The therapist helps you associate your undesirable behavior with an extremely unpleasant stimulus. For example, she may ask you to sip an alcoholic drink after you've taken a medication to induce nausea. After vomiting, the hope is the smell of alcohol would trigger your new and unpleasant memory, causing you to skip the alcohol next time.

Flooding Therapy

Proponents of flooding believe in confronting your fears and the goal is to ameliorate your phobia by flooding your environment with the situation or object of your fear. Sort of like teaching someone how to swim by throwing them into the deep end of a pool.

The idea behind this treatment is that fear is a response with limited time and the body will exhaust itself by going through the stages of extreme anxiety.

For example, if you are claustrophobic, therapy might involve locking you in a closet for several hours. Once you calm down you've changed your negative association with your fear into a positive one. Behaviorists also believe flooding prevents avoidance behaviors, which reinforce your maladaptive condition.

Exposure Therapy

Exposure therapy works by exposing yourself to the source of your phobia over time. So if you're afraid of spiders, for example, your therapist might start by showing you a picture of a spider.

Later in the process, you might look at a live spider or even hold one. With each step, the "power" of spiders to scare you diminishes until the phobia is gone. A newer form of this is virtual reality exposure, which allows you to accomplish the same goals via virtual reality technology, thereby avoiding the need to, for example, find real spiders.

A 2019 review in Frontiers in Psychology found that virtual reality exposure therapy is no less effective than the non-virtual kind and anticipates that with further advances in the technology, it might one day be considered more effective.

Behavioral Rehearsal

For patients who fear situations, rather than things, a therapist might help you imagine a difficult situation. For example, if you fear a large party, the therapist might guide you through the process of facing and successfully dealing with it, step-by-step.

Skills Training

For some people, phobias develop as a result of not having the appropriate skills to handle certain situations. Cognitive behavioral therapy skills training can take the form of direct instruction or role-playing.

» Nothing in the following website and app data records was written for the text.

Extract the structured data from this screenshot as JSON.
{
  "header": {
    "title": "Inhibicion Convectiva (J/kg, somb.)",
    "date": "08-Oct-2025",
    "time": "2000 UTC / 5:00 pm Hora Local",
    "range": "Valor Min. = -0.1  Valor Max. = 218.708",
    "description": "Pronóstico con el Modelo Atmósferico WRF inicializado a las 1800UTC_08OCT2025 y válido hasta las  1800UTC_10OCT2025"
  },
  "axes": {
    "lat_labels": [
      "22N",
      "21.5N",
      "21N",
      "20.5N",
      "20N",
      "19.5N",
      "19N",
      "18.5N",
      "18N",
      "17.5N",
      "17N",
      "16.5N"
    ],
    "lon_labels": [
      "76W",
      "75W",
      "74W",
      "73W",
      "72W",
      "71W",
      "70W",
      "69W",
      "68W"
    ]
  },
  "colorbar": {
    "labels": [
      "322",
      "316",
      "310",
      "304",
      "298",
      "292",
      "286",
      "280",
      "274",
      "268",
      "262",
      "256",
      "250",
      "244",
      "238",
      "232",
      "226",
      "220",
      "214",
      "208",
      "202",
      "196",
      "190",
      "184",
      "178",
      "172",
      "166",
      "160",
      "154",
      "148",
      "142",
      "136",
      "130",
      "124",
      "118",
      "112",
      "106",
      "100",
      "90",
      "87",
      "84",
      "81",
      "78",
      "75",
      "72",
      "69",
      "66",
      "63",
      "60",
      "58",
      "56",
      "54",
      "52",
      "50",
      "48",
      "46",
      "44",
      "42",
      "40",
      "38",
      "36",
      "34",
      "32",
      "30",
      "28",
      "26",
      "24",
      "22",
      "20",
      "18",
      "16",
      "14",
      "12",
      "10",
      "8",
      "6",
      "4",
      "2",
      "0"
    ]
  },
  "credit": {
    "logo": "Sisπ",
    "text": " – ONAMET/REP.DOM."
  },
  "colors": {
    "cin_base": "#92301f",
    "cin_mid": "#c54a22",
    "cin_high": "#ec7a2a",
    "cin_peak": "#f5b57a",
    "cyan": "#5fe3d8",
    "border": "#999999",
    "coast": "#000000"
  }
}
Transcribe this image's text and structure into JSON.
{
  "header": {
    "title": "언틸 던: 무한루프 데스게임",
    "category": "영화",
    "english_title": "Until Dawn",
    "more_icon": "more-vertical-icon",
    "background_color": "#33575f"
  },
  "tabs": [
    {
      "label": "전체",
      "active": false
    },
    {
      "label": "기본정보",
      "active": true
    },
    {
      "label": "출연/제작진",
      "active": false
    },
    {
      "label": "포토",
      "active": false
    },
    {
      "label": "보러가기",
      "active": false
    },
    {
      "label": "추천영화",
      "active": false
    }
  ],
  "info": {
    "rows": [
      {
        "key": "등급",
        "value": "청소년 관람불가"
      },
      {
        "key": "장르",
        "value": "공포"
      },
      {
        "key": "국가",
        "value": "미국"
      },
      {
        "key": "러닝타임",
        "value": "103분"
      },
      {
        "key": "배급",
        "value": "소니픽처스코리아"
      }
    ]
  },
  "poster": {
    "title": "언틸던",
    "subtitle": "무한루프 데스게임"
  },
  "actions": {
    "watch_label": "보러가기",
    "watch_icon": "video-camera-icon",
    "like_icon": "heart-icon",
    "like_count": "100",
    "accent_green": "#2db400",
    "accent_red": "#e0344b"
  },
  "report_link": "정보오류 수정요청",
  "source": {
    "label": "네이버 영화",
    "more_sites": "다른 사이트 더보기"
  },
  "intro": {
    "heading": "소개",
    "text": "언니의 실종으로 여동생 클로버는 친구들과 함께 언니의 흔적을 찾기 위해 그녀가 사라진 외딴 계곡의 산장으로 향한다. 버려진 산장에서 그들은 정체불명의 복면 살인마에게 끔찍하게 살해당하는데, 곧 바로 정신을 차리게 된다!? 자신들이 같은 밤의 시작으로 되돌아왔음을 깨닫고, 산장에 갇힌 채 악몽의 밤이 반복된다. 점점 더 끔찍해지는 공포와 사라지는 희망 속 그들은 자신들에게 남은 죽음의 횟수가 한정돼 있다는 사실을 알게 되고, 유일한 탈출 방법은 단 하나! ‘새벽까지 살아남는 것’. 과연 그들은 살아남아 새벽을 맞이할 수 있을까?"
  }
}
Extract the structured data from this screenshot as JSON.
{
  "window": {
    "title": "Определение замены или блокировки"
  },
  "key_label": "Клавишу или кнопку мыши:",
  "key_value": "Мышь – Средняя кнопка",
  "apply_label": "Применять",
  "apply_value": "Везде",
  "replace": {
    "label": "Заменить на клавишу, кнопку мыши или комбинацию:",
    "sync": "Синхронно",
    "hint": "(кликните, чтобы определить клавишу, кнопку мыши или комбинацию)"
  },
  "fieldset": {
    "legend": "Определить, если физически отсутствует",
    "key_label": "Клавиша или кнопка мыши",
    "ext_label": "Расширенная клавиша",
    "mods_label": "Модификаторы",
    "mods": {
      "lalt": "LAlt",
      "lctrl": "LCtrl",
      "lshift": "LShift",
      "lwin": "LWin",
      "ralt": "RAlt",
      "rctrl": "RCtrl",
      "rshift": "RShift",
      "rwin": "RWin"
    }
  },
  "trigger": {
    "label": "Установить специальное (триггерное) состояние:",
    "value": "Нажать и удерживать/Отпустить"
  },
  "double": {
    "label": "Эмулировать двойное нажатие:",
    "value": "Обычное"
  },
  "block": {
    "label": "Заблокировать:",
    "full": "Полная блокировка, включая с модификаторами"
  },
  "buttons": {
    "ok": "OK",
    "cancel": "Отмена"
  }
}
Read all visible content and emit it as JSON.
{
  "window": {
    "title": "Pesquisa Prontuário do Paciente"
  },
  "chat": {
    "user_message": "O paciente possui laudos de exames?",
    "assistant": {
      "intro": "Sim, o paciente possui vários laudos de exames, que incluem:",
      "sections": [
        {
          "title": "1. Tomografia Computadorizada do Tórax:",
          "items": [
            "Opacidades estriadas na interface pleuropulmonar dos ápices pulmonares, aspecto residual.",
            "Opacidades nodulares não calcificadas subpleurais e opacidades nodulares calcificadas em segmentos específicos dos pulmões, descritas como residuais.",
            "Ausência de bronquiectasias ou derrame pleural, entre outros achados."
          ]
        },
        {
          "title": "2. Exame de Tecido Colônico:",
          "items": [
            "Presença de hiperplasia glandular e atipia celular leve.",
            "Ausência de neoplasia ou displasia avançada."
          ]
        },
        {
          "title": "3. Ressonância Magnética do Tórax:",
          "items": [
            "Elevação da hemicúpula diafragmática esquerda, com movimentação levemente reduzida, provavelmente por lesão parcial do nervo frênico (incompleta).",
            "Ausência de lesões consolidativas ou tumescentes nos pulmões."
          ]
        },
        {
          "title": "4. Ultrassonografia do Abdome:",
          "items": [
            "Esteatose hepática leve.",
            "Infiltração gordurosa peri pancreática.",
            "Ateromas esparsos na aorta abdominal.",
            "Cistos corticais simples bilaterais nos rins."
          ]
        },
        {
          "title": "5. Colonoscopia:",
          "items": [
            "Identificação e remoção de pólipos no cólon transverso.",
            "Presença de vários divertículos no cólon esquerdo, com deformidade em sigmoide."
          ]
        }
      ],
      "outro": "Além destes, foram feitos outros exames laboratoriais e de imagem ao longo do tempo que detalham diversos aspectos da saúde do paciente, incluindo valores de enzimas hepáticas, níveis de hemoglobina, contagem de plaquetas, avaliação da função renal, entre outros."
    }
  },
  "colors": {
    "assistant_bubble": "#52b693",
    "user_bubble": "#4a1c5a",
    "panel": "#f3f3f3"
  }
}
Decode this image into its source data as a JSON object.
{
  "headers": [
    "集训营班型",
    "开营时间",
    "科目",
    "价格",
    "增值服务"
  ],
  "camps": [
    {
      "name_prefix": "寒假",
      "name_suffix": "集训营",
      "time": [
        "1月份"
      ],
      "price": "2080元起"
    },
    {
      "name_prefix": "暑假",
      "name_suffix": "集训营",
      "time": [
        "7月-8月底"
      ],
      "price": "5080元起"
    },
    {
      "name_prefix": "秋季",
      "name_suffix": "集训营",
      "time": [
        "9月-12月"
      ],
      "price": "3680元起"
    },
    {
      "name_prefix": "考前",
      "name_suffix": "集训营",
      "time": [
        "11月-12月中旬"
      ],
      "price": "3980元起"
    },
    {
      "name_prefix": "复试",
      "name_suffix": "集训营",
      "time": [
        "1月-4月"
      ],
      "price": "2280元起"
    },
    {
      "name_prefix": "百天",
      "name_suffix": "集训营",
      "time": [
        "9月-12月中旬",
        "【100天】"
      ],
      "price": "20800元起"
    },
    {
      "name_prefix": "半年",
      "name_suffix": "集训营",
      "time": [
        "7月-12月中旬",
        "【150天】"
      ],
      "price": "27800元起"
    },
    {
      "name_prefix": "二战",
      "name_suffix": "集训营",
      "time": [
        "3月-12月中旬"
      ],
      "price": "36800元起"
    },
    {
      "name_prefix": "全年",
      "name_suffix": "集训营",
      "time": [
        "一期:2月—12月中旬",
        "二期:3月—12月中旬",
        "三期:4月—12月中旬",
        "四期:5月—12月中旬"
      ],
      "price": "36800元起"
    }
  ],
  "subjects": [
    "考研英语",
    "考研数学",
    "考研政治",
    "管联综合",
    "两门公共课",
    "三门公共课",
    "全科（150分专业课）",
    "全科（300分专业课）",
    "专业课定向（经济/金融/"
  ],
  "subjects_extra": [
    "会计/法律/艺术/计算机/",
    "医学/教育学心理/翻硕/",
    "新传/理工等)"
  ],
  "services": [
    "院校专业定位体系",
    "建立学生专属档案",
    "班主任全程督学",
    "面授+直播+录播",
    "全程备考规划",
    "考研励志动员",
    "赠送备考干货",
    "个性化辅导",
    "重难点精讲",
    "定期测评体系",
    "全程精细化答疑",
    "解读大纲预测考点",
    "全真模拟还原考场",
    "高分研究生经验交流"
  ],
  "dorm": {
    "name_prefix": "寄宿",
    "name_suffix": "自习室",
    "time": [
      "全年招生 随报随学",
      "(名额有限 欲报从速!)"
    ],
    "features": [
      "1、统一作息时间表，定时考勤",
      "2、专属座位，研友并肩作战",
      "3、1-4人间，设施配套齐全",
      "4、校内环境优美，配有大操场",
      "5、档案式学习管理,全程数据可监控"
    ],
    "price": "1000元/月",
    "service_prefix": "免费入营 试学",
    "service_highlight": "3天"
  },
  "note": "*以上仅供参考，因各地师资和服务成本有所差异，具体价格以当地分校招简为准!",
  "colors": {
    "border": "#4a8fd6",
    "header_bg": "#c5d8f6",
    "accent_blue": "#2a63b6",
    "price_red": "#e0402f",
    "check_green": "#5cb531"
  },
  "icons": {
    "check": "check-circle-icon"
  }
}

For instance, the therapist might pretend to be an interviewer for a job, and you would pretend to be interviewing for the job. The idea is that you'd have learned some skills to implement during a real job interview.

3 Sources
Verywell Mind uses only high-quality sources, including peer-reviewed studies, to support the facts within our articles. Read our editorial process to learn more about how we fact-check and keep our content accurate, reliable, and trustworthy.
  1. McLeod S. Behavioral Therapy. SimplyPsychology.

  2. Stevens TG. Self-Desensitization Instructions:The most proven method to reduce phobias, anxiety, and fear. California State University.

  3. Wechsler TF, Kumpers F, Muhlberger A. Inferiority or Even Superiority of Virtual Reality Exposure Therapy in Phobias?—A Systematic Review and Quantitative Meta-Analysis on Randomized Controlled Trials Specifically Comparing the Efficacy of Virtual Reality Exposure to Gold Standard in vivo Exposure in Agoraphobia, Specific Phobia, and Social Phobia. Front Psychol. 2019. doi:10.3389/fpsyg.2019.01758

By Lisa Fritscher
Lisa Fritscher is a freelance writer and editor with a deep interest in phobias and other mental health topics.